“• ‘Parallel engineer.’ We like to encourage this politically correct form of stealing. Send your peeps to conferences, educational events, retail establishments, other businesses, etc., that have nothing to do with your business. Have them talk to the experts there about your problems. Ask those experts to solve it, and tell them the craziest idea wins the prize. In effect, you are liberating them to look at your challenge through the ideas of a beginner.

“• Ask the newbies. Your newest hires and the youngest people in your firm carry with them what resembles a look of confusion. Frequently, it is actually the fleeting glow of a new idea desperately trying to be born. Ask them what they see. Ask them how they would solve the problems. Desperately try not to cut them off or offer your ‘expert’ opinion. They just may give you an idea that will make you a hero.

“Using these techniques will result in competitors viewing you as a little bit crazy and a-lot-a-bit lucky.”

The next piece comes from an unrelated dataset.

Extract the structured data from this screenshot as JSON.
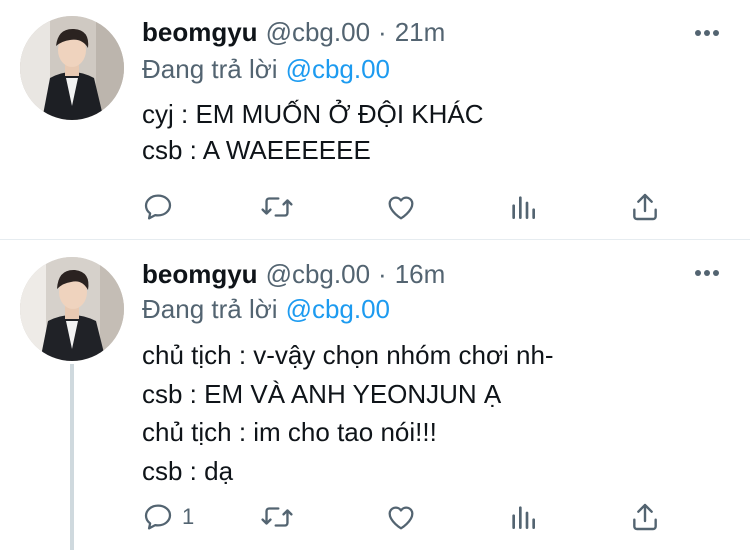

The bottom line for most of the experts cited above is that a “not invented here attitude” could, at worst, prove fatal to a business. On the other hand, being open-minded about where ideas and insights come from could prove valuable (even business saving). Savvy business executives should actively look for people with new perspectives that can help them see their industry and future in a new way. My only caveat is to remember that not all ideas have equal value. A good executive knows how to weigh ideas and when it makes sense to take a risk supporting of potentially high payoff idea.